Globalization might be in relative harmony with local discourses, or may stay in conflict. For example, grass-roots communities in some Russian cities preparing for hosting world-scope mega-events (Universiade-2013 in Kazan or Winter Olympic Games in Sochi in 2014) are critical about their negative impacts on historical downtowns and vernacular architectural traditions.
Language therefore is a self-sufficient and constantly changing system of social meanings, and not a political tool in states’ possession. Some political groups are of course eager to instrumentalize language and turn it into a soft power instrument. A Ukrainian colleague from Vinnitsa added a post-colonial flavor to discussion by referring to three centuries of Russia’s domination in Ukraine and imposition of the metropole’s language on this country. But does it mean that President Yanukovich who spearheaded a campaign for elevating the status of Russian as the second language in Ukraine, can be viewed as an agent of former colonial power. The answer was complicated: in his opinion, the new legislation on Russian language seems to be rather an additional resource in his complex power bargaining with Russia, and a means for extracting new – and mostly material – concessions from Moscow obsessed with reintegrating Slavic nations and the idea of the “Russian world.”

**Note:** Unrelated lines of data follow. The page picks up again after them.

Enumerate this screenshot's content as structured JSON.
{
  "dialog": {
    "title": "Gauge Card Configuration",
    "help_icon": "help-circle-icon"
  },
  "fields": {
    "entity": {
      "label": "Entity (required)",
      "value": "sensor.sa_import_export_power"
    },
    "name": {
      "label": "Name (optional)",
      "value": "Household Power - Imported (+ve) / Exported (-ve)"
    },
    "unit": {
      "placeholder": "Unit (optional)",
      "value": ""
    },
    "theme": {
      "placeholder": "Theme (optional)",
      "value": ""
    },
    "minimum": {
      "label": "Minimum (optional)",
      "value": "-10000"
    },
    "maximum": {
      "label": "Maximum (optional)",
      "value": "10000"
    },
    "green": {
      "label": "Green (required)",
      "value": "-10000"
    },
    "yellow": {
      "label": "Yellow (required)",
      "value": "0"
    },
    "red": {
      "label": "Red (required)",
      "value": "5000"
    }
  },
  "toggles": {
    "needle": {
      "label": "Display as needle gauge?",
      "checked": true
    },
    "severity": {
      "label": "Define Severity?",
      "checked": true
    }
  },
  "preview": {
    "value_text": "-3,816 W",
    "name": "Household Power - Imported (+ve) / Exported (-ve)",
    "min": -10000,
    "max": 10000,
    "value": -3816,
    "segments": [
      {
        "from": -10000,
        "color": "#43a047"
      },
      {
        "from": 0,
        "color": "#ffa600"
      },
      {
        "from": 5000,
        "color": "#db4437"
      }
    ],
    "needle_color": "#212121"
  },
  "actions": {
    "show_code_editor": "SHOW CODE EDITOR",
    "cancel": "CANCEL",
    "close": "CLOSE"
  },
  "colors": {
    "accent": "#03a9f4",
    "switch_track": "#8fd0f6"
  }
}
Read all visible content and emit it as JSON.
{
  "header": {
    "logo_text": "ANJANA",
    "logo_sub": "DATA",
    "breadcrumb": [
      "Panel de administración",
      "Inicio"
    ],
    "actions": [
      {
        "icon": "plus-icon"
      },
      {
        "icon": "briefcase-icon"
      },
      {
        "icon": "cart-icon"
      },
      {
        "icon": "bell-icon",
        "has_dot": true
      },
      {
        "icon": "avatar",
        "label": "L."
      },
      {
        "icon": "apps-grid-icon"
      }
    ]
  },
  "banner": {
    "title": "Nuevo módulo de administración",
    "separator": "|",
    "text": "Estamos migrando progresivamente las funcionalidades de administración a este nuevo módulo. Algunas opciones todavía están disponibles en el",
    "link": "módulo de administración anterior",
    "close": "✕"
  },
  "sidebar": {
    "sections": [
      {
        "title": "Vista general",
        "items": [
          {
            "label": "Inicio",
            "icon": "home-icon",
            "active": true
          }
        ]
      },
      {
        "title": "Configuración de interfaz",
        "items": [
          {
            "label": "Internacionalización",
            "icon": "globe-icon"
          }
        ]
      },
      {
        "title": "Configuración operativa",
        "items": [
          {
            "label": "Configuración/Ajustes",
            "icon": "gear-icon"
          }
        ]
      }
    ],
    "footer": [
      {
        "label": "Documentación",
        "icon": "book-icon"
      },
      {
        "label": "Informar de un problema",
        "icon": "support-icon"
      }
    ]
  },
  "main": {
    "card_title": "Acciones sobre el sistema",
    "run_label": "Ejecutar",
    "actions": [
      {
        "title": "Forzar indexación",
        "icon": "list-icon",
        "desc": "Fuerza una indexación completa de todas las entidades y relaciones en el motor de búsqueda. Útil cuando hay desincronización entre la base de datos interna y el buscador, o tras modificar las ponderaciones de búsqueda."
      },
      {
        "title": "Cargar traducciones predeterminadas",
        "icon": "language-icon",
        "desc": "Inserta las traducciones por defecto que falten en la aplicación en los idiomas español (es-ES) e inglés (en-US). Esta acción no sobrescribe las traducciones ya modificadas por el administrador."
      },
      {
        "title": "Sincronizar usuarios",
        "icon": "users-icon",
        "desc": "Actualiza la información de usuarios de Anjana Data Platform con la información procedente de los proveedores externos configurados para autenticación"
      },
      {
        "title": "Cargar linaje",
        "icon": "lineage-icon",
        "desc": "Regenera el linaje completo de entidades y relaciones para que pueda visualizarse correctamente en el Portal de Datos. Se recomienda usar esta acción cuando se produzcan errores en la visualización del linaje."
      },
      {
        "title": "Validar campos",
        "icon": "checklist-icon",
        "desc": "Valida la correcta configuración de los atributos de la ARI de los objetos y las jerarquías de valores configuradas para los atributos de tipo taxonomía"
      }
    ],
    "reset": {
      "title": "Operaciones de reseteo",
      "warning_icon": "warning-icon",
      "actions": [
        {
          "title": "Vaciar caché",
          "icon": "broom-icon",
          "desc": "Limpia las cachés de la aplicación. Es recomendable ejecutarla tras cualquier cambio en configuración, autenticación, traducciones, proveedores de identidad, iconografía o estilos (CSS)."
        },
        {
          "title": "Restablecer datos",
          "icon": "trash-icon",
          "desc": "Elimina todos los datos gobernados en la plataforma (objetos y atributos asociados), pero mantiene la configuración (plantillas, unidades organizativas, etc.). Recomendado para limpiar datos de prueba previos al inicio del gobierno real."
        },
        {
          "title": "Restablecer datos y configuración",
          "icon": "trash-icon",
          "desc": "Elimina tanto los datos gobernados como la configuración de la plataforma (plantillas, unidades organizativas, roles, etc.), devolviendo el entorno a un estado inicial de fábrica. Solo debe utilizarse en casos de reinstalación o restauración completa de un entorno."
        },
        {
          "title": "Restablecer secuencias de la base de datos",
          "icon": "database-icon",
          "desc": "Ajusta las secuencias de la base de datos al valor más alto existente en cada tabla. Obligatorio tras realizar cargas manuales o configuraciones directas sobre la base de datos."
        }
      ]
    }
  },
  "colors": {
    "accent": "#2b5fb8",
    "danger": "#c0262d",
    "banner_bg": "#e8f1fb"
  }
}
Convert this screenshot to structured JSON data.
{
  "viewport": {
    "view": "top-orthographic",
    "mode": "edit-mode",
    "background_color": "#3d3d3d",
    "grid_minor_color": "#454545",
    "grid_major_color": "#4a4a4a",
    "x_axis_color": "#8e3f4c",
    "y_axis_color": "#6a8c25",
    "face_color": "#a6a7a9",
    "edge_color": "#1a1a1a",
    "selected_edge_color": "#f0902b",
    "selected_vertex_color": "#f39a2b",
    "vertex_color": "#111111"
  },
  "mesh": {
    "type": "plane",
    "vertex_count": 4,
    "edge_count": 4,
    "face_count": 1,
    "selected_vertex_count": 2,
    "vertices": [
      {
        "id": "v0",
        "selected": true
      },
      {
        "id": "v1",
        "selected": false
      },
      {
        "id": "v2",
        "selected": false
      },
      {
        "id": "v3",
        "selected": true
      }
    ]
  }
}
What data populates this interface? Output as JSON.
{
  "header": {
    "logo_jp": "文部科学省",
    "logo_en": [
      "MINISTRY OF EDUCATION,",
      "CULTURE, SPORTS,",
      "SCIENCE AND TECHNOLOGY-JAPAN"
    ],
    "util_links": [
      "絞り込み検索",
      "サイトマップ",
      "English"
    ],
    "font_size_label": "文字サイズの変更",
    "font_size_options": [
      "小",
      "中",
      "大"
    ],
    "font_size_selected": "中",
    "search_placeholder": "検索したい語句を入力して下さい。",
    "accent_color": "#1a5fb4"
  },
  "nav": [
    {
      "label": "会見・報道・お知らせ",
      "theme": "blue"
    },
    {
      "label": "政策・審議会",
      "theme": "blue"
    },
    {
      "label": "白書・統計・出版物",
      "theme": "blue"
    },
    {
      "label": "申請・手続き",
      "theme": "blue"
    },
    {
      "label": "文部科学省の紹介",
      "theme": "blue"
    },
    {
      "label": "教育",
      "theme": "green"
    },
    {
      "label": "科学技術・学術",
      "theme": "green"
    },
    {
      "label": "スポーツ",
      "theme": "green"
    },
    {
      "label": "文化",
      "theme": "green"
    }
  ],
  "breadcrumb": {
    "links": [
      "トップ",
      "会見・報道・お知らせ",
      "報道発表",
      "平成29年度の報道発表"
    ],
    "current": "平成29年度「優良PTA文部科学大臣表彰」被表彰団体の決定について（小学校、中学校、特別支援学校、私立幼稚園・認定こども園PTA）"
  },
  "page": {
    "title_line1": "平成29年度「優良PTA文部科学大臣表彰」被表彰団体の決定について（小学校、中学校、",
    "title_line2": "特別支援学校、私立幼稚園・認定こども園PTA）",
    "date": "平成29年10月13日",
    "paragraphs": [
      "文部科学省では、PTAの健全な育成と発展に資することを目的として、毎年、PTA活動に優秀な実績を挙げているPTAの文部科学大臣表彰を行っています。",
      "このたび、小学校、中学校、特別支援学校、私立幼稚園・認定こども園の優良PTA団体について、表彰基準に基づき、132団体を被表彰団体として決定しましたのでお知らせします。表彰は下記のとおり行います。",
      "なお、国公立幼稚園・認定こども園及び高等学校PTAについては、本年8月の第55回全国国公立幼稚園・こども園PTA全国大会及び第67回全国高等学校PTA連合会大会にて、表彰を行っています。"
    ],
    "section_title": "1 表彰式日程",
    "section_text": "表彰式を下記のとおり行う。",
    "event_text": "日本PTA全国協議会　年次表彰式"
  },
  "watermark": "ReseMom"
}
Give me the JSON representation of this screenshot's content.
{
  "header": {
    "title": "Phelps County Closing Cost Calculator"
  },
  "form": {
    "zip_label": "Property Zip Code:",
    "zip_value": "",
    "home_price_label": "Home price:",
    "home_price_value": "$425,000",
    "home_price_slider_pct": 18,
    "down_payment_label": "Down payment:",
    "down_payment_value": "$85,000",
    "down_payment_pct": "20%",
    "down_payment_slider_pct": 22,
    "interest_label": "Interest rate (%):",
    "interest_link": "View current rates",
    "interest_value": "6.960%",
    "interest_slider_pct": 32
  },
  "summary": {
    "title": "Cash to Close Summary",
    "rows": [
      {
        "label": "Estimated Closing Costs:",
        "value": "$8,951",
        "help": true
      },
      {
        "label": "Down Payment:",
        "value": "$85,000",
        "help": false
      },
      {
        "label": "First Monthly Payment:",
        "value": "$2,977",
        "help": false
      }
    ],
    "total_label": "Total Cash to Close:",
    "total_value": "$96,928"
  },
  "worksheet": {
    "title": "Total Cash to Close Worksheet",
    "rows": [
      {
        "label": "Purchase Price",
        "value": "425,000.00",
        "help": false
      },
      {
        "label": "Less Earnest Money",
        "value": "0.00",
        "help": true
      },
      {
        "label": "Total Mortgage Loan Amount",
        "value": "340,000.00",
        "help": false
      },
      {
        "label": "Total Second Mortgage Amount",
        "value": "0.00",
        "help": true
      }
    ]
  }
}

Russia does have certain linguistic influences in many neighboring countries, but this does not necessarily work for the Kremlin’s benefit. For example, according to a research in the city of Vinnitsa, it is in social networks where Ukrainians most often use Russian language: 75% of respondents are constant users of Russian internet resources, as compared with only 35% of Russian periodical readership, or 52% of Russian TV viewership. These figures can be interpreted from a political viewpoint: it is the Runet-based new social media where the bulk of protest discourse is assembled, and it is this discourse that is in huge demand beyond Russia. Speaking Russian and being loyal to Putin appear to be two different things.
Besides, there are demographic changes that work against the predominance of the Russian language in neighboring countries. Kazakhstan is a good case in point – Kazakh language is increasingly used in education and administration.
Moscow’s approach to its linguistic policy towards its neighbors, embedded in the “Russian world” concept, is deficient in one important sense: it proceeds from a false assumption that a global community of Russian-speakers does already exists, Russia inherited it from the old times, and all that is needed is to spend money on the needy “compatriots living abroad” ( library books, travel grants, etc.). If Russia is serious about instrumentalizing its soft power, it needs a much more sophisticated agenda. It has to construct the trans-national community of Russian-speakers, to nourish it with socially and culturally appealing meanings, and start a genuinely inter-subjective dialogue with this community. Yet alas this agenda seems to be way beyond the technocratic logic of the Kremlin.
Andrey Makarychev is a Guest Professor at the Free University of Berlin, blogging for PONARS Eurasia on the Russia-EU neighborhood.